U.S. Army base childcare center again tenders for biometric surveillance system
The U.S. Army is going ahead with research into the impact of facial recognition surveillance on children in a Fort Jackson, South Carolina, child development center.
A solicitation for the project was originally published (and reported on) in November 2020 with a 5 December 2020 closing date. The new request for tenders appears to be largely similar, but was posted on 27 August, closing on 25 September 2021.
The one-year solicitation contract states how the center has been tasked “to demonstrate success or failure for implementing commercially available video analytics and other artificial intelligence approaches to existing camera systems in Fort Jackson, SC child development center (CDC) to evaluate the effectiveness of new approaches for monitoring the health and well-being of children in the CDC.”
Fort Jackson’s Scales Avenue Center, which has CCTV, and is monitored by staff, would be fitted with a face biometrics system in the expectation that it will “improve service member and family quality of life, reduce base costs, and enhance mission readiness,” according to the request.
A successful bidder would have to demonstrate the capabilities of their system and assess the business case for continuing the AI monitoring.
A good deal of attention will be paid to this project, assuming it is assigned, in the U.S. and abroad.
AI bias is a well-worn argument against deploying indiscriminate algorithmic surveillance. Others wary of the technology in schools see an uncomfortable expansion of a technology deployed in federal prisons.

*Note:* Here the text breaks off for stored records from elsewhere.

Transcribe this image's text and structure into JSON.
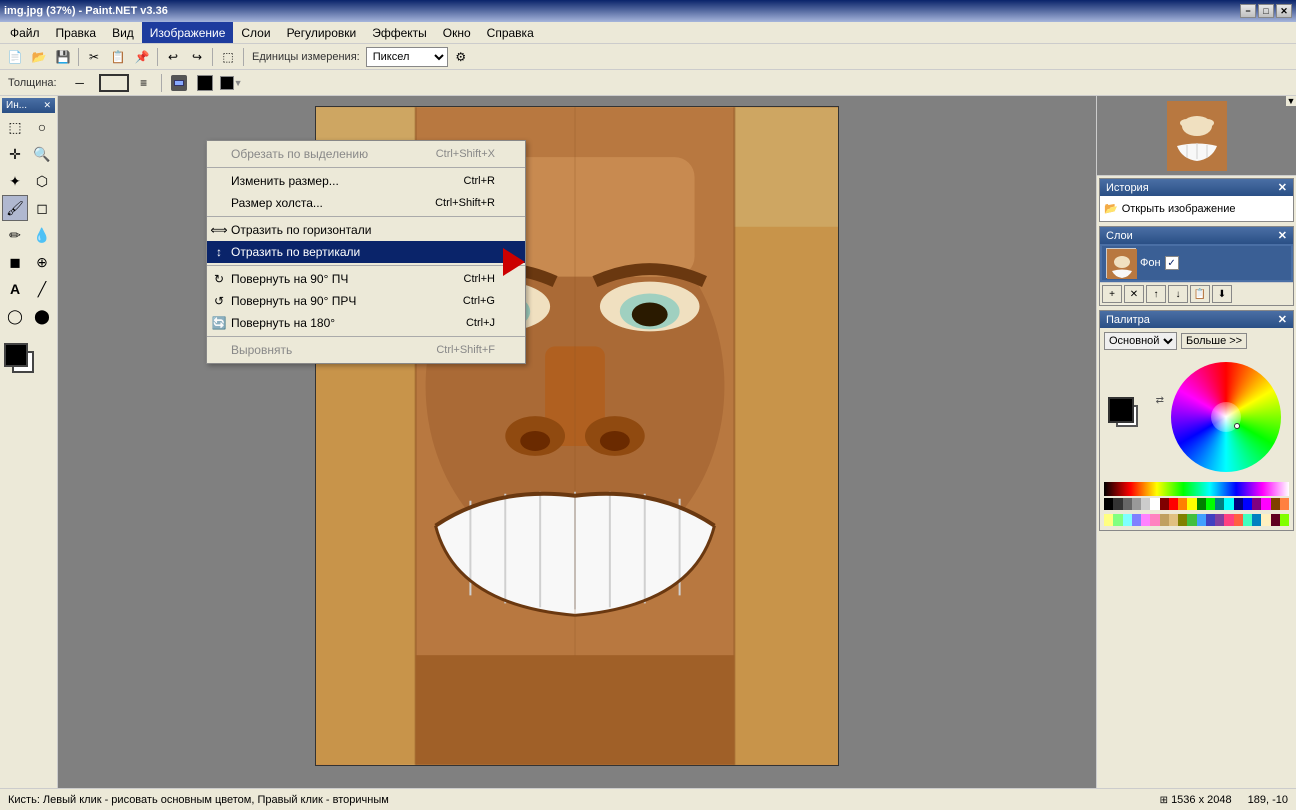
{
  "titleBar": {
    "title": "img.jpg (37%) - Paint.NET v3.36",
    "minimizeBtn": "−",
    "maximizeBtn": "□",
    "closeBtn": "✕"
  },
  "menuBar": {
    "items": [
      {
        "id": "file",
        "label": "Файл"
      },
      {
        "id": "edit",
        "label": "Правка"
      },
      {
        "id": "view",
        "label": "Вид"
      },
      {
        "id": "image",
        "label": "Изображение",
        "active": true
      },
      {
        "id": "layers",
        "label": "Слои"
      },
      {
        "id": "adjustments",
        "label": "Регулировки"
      },
      {
        "id": "effects",
        "label": "Эффекты"
      },
      {
        "id": "window",
        "label": "Окно"
      },
      {
        "id": "help",
        "label": "Справка"
      }
    ]
  },
  "toolbar": {
    "measurementLabel": "Единицы измерения:",
    "measurementValue": "Пиксел",
    "thicknessLabel": "Толщина:"
  },
  "imageMenu": {
    "items": [
      {
        "id": "crop",
        "label": "Обрезать по выделению",
        "shortcut": "Ctrl+Shift+X",
        "disabled": false
      },
      {
        "id": "separator1",
        "type": "separator"
      },
      {
        "id": "resize",
        "label": "Изменить размер...",
        "shortcut": "Ctrl+R",
        "disabled": false
      },
      {
        "id": "canvas-size",
        "label": "Размер холста...",
        "shortcut": "Ctrl+Shift+R",
        "disabled": false
      },
      {
        "id": "separator2",
        "type": "separator"
      },
      {
        "id": "flip-h",
        "label": "Отразить по горизонтали",
        "shortcut": "",
        "disabled": false
      },
      {
        "id": "flip-v",
        "label": "Отразить по вертикали",
        "shortcut": "",
        "highlighted": true,
        "disabled": false
      },
      {
        "id": "separator3",
        "type": "separator"
      },
      {
        "id": "rotate-cw",
        "label": "Повернуть на 90° ПЧ",
        "shortcut": "Ctrl+H",
        "disabled": false
      },
      {
        "id": "rotate-ccw",
        "label": "Повернуть на 90° ПРЧ",
        "shortcut": "Ctrl+G",
        "disabled": false
      },
      {
        "id": "rotate-180",
        "label": "Повернуть на 180°",
        "shortcut": "Ctrl+J",
        "disabled": false
      },
      {
        "id": "separator4",
        "type": "separator"
      },
      {
        "id": "align",
        "label": "Выровнять",
        "shortcut": "Ctrl+Shift+F",
        "disabled": true
      }
    ]
  },
  "historyPanel": {
    "title": "История",
    "items": [
      {
        "label": "Открыть изображение",
        "icon": "📂"
      }
    ]
  },
  "layersPanel": {
    "title": "Слои",
    "layers": [
      {
        "name": "Фон",
        "visible": true
      }
    ],
    "buttons": [
      "+",
      "✕",
      "↑",
      "↓",
      "📋",
      "🔀"
    ]
  },
  "palettePanel": {
    "title": "Палитра",
    "selectOptions": [
      "Основной"
    ],
    "moreBtn": "Больше >>",
    "colorSwatches": [
      "#000000",
      "#808080",
      "#c0c0c0",
      "#ffffff",
      "#800000",
      "#ff0000",
      "#ff8000",
      "#ffff00",
      "#008000",
      "#00ff00",
      "#008080",
      "#00ffff",
      "#000080",
      "#0000ff",
      "#800080",
      "#ff00ff",
      "#804000",
      "#ff8040",
      "#ffff80",
      "#80ff80",
      "#80ffff",
      "#8080ff",
      "#ff80ff",
      "#ff80c0"
    ]
  },
  "statusBar": {
    "text": "Кисть: Левый клик - рисовать основным цветом, Правый клик - вторичным",
    "dimensions": "1536 x 2048",
    "coordinates": "189, -10"
  },
  "toolbox": {
    "title": "Ин...",
    "tools": [
      {
        "id": "select-rect",
        "icon": "⬚",
        "label": "Rectangle Select"
      },
      {
        "id": "select-lasso",
        "icon": "🔘",
        "label": "Lasso Select"
      },
      {
        "id": "move",
        "icon": "✛",
        "label": "Move"
      },
      {
        "id": "zoom",
        "icon": "🔍",
        "label": "Zoom"
      },
      {
        "id": "magic-wand",
        "icon": "✦",
        "label": "Magic Wand"
      },
      {
        "id": "paint-bucket",
        "icon": "🪣",
        "label": "Paint Bucket"
      },
      {
        "id": "brush",
        "icon": "🖌",
        "label": "Brush"
      },
      {
        "id": "eraser",
        "icon": "◻",
        "label": "Eraser"
      },
      {
        "id": "pencil",
        "icon": "✏",
        "label": "Pencil"
      },
      {
        "id": "color-picker",
        "icon": "💧",
        "label": "Color Picker"
      },
      {
        "id": "gradient",
        "icon": "◼",
        "label": "Gradient"
      },
      {
        "id": "text",
        "icon": "A",
        "label": "Text"
      },
      {
        "id": "line",
        "icon": "╱",
        "label": "Line"
      },
      {
        "id": "shapes",
        "icon": "◯",
        "label": "Shapes"
      },
      {
        "id": "clone-stamp",
        "icon": "⊕",
        "label": "Clone Stamp"
      },
      {
        "id": "recolor",
        "icon": "🎨",
        "label": "Recolor"
      }
    ]
  }
}
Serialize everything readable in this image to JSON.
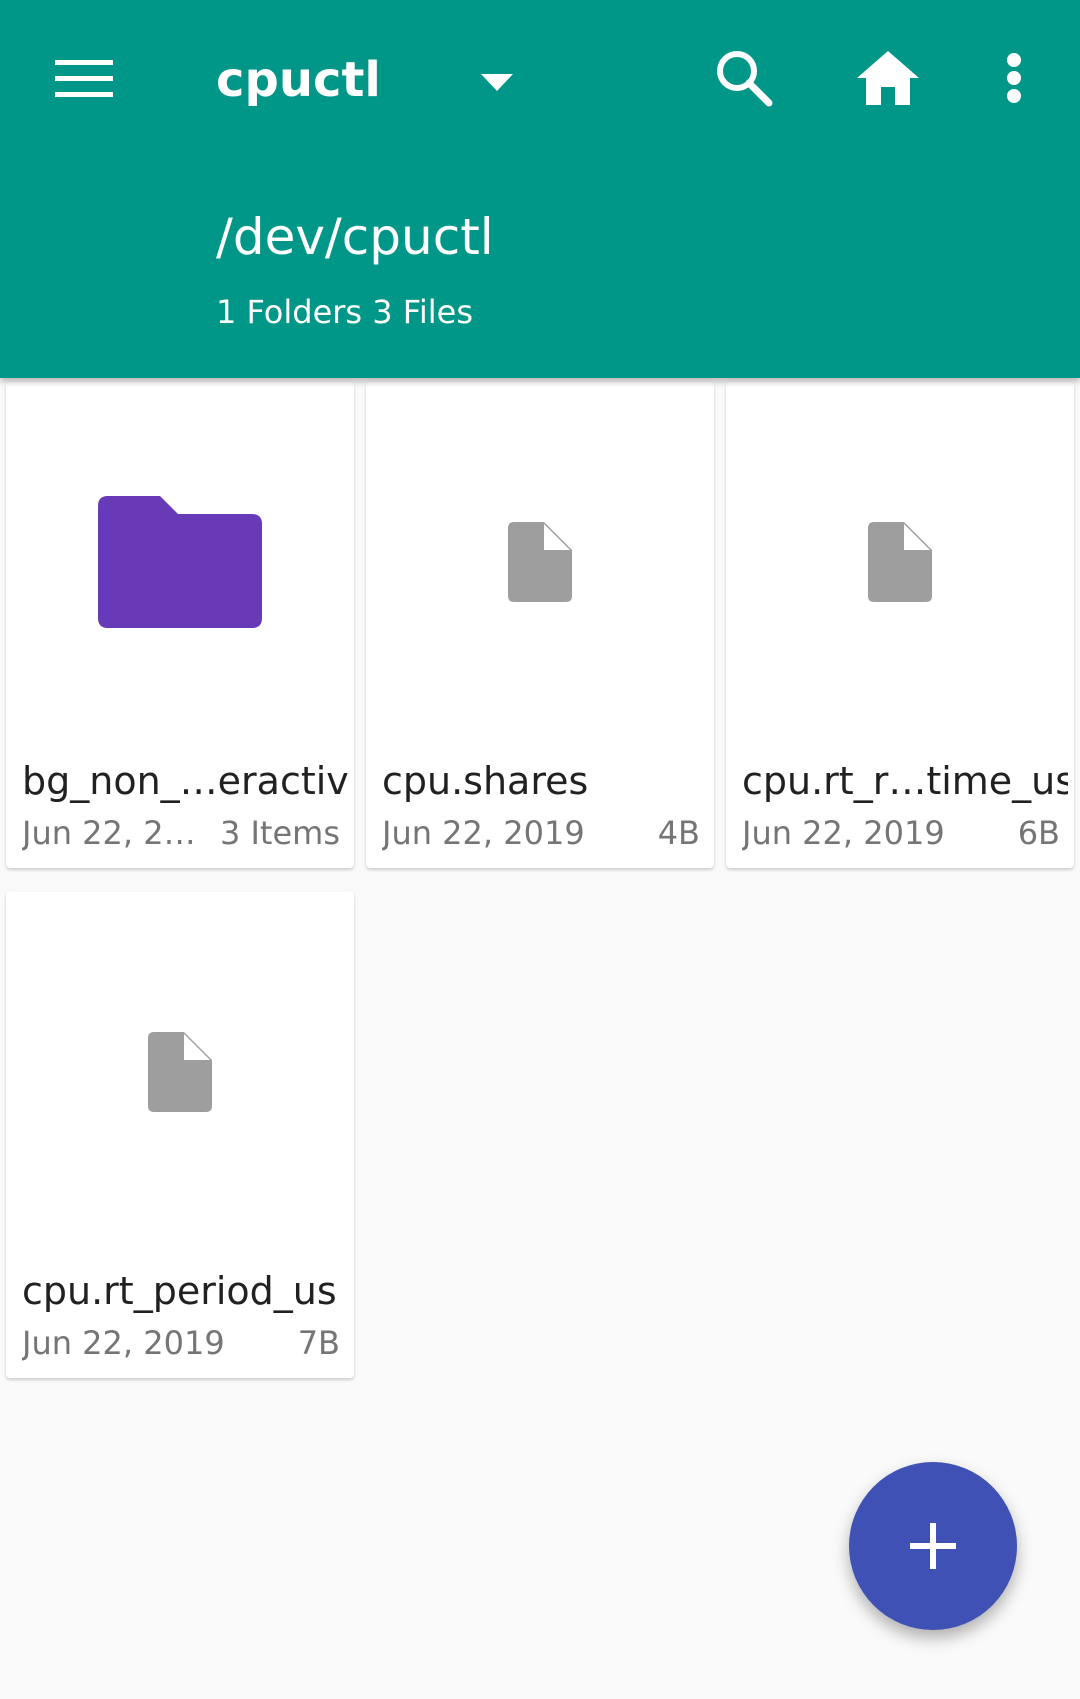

Another side sees facial recognition in schools as a way to reduce student violence, abuse of students and staff and campus mass killings. It can also obviate the need for physical identification for access to facilities and information.